(Material shown begins)

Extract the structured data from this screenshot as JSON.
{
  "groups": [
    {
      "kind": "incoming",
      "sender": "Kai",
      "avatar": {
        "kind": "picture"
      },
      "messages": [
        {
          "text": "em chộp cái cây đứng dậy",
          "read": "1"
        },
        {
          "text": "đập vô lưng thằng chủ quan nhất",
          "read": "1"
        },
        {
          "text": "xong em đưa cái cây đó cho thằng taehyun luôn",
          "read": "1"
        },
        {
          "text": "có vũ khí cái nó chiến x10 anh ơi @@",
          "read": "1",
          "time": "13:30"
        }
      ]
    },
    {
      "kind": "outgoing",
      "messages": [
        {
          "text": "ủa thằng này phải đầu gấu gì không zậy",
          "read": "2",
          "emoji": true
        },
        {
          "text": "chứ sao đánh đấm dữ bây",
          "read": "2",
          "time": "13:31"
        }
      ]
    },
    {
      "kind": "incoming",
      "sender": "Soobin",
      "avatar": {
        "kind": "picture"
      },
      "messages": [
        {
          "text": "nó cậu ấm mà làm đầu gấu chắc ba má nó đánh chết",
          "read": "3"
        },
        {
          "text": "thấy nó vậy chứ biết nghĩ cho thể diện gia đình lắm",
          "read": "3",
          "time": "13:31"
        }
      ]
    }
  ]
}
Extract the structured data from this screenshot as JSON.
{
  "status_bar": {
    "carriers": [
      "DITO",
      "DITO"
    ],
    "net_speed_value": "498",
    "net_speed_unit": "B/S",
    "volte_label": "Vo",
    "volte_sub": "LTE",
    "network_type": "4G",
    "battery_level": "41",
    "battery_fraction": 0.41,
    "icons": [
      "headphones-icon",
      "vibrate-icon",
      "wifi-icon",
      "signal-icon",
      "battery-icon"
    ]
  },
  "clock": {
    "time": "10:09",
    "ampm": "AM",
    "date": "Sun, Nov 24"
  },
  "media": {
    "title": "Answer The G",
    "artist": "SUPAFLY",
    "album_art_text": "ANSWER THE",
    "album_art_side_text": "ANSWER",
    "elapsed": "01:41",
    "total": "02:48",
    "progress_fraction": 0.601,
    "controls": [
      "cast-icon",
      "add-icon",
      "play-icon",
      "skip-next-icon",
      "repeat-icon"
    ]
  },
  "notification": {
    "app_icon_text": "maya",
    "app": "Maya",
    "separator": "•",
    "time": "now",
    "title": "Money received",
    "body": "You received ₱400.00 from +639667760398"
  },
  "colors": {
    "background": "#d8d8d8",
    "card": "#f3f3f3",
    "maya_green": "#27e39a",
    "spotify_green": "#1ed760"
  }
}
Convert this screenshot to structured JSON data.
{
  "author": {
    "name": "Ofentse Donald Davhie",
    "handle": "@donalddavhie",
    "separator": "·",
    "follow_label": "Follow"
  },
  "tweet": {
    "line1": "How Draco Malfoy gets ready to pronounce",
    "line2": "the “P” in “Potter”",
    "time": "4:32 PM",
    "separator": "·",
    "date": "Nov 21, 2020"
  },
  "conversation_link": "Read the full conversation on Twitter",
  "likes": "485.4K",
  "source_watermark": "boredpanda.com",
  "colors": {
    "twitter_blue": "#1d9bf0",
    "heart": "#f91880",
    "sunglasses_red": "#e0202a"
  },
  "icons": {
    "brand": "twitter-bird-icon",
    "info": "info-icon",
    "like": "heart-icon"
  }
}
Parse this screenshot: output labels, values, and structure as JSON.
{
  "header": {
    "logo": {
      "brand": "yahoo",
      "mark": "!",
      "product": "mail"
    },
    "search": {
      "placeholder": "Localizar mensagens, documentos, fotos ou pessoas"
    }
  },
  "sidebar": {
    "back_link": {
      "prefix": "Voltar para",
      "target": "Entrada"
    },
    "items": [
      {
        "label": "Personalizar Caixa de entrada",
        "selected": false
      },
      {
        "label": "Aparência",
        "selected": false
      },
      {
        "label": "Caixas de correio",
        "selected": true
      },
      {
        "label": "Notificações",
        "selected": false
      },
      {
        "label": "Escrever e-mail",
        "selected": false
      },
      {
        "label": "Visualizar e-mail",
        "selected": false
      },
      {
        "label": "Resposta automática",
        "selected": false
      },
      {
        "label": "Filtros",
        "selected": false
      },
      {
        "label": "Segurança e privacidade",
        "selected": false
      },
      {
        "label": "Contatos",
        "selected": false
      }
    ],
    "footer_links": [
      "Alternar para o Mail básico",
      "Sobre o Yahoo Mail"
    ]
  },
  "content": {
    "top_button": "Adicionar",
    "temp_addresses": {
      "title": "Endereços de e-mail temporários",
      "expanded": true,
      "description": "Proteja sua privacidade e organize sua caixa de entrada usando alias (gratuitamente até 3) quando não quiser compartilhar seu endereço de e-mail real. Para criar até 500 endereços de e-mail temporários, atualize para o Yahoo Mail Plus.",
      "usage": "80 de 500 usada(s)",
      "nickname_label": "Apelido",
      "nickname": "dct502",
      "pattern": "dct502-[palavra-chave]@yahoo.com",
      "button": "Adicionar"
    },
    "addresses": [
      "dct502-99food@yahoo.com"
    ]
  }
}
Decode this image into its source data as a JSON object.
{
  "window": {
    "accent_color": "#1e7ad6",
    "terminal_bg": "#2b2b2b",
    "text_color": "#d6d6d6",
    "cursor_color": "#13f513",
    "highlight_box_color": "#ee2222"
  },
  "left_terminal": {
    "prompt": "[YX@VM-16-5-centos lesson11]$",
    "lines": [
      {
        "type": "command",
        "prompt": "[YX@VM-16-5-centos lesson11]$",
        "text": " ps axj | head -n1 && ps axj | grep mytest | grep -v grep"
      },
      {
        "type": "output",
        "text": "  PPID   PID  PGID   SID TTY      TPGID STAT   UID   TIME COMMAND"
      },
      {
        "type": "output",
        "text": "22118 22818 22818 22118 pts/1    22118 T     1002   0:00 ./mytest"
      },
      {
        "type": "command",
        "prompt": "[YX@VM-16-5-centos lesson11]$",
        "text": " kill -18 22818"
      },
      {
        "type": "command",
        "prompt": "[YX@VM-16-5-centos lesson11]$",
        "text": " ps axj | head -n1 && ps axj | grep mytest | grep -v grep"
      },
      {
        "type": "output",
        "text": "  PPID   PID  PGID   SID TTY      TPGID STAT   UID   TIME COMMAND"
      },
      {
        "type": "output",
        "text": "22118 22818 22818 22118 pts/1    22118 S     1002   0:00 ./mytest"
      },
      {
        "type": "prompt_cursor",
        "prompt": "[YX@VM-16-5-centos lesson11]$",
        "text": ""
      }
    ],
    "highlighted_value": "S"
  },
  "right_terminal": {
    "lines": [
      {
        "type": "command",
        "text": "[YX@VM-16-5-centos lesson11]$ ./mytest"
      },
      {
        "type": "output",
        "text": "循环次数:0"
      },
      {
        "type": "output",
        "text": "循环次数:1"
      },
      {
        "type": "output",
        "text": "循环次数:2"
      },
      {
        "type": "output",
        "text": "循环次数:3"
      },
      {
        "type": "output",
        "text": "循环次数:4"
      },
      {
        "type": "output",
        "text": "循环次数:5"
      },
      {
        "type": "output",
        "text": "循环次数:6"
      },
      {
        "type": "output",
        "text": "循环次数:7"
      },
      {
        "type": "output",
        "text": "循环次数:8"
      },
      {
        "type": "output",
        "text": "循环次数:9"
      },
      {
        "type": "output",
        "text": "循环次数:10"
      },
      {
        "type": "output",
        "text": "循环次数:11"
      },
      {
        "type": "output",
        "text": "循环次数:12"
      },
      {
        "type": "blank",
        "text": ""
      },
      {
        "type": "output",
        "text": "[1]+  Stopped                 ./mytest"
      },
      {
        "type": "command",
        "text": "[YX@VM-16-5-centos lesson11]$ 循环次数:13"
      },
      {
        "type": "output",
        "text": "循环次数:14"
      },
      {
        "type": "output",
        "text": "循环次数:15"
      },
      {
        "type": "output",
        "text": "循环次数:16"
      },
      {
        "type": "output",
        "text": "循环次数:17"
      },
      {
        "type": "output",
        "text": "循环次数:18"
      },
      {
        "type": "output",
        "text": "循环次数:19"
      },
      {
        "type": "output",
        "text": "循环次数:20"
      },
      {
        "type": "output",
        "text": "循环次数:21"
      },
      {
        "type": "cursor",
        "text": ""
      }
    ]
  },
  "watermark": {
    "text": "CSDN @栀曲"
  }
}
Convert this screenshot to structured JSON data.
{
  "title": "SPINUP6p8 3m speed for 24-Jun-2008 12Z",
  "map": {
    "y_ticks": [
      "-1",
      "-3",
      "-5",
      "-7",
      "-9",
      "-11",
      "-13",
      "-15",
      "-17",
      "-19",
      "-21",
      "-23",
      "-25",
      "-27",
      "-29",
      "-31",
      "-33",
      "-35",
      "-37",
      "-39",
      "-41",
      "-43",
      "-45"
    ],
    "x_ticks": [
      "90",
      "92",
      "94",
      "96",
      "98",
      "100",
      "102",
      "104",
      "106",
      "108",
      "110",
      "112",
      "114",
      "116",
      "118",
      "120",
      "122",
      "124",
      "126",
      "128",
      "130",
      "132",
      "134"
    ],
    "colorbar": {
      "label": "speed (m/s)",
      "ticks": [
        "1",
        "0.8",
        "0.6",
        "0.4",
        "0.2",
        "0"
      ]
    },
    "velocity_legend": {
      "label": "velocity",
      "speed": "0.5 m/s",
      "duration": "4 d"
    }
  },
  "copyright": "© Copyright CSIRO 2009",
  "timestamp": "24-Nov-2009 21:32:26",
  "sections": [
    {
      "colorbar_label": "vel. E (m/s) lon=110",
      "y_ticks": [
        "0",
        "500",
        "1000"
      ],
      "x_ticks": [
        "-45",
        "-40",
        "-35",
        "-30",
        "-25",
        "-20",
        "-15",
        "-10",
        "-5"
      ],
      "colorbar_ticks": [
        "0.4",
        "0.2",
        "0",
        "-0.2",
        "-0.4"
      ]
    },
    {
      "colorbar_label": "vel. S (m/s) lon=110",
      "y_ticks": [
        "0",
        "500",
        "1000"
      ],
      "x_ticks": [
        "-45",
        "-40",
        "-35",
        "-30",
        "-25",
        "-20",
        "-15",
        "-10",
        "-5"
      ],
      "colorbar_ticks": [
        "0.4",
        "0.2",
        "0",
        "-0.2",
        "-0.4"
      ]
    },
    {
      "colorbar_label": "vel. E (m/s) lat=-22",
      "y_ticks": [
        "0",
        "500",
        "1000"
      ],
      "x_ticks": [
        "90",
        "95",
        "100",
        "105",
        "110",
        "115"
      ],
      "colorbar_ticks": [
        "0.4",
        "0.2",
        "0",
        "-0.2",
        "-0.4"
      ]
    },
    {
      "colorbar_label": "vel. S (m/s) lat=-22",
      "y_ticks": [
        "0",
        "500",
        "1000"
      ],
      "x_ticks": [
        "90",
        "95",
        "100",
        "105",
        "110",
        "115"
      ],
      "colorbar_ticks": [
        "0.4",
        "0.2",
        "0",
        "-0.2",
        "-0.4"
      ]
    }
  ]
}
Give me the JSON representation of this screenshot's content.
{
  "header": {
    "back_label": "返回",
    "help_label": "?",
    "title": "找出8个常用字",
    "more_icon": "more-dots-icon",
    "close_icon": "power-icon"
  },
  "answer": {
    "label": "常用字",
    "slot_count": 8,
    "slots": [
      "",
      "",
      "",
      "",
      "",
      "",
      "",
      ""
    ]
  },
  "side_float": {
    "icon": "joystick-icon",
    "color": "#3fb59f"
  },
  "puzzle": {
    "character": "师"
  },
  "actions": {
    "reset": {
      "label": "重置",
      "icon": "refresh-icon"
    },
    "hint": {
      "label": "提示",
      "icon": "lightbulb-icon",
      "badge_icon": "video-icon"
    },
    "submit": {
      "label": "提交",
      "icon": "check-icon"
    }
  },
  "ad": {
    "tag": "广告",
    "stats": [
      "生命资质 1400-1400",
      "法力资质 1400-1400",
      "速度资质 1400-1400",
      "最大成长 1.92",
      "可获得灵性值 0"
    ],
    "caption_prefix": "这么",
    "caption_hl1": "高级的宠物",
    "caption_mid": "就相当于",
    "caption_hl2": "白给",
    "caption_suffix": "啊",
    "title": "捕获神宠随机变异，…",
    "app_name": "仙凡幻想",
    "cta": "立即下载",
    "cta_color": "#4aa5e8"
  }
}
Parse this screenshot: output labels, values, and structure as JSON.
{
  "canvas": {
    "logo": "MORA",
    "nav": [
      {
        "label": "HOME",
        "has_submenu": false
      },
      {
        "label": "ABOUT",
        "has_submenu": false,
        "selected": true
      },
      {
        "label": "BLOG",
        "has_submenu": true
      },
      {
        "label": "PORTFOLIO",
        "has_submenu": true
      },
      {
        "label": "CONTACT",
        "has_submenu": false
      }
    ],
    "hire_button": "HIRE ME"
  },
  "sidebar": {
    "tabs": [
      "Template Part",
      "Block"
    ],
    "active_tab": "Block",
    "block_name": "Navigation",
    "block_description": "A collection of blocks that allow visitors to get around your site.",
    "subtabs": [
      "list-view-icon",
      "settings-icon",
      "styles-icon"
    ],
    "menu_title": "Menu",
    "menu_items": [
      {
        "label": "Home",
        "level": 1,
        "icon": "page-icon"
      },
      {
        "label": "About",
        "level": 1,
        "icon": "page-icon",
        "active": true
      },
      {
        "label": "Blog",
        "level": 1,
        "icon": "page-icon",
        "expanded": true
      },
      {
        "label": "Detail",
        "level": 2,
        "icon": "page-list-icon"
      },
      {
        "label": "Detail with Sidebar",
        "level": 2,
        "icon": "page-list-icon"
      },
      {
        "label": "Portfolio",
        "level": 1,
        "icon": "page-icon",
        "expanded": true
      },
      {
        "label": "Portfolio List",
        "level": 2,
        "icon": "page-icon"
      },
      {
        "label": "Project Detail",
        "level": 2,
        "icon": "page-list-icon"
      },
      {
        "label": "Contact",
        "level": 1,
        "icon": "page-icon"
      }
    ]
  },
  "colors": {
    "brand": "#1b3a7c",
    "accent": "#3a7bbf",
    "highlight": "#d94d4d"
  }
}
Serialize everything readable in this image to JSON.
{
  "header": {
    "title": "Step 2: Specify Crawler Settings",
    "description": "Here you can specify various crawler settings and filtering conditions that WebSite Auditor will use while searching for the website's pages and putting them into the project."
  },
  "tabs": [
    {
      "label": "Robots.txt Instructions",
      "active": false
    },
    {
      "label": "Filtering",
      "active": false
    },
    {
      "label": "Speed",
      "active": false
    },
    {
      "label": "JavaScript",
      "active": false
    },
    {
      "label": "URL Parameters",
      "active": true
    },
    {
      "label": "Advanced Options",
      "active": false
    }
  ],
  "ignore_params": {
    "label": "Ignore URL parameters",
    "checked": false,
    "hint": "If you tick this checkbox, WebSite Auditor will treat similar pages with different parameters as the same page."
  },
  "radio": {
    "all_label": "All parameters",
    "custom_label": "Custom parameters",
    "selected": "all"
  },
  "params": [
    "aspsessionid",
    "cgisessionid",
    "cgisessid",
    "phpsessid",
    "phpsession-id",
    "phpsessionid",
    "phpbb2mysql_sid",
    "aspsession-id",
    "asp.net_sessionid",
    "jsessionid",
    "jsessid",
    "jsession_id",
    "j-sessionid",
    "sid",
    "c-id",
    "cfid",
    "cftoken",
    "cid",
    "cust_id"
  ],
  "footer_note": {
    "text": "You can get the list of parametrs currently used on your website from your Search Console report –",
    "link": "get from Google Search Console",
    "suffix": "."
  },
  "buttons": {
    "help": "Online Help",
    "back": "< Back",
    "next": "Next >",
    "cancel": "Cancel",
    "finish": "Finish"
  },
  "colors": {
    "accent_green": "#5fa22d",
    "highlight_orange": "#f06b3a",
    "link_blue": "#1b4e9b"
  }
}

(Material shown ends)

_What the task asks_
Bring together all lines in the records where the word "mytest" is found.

_Response_
        "text": " ps axj | head -n1 && ps axj | grep mytest | grep -v grep"
        "text": "22118 22818 22818 22118 pts/1    22118 T     1002   0:00 ./mytest"
        "text": " ps axj | head -n1 && ps axj | grep mytest | grep -v grep"
        "text": "22118 22818 22818 22118 pts/1    22118 S     1002   0:00 ./mytest"
        "text": "[YX@VM-16-5-centos lesson11]$ ./mytest"
        "text": "[1]+  Stopped                 ./mytest"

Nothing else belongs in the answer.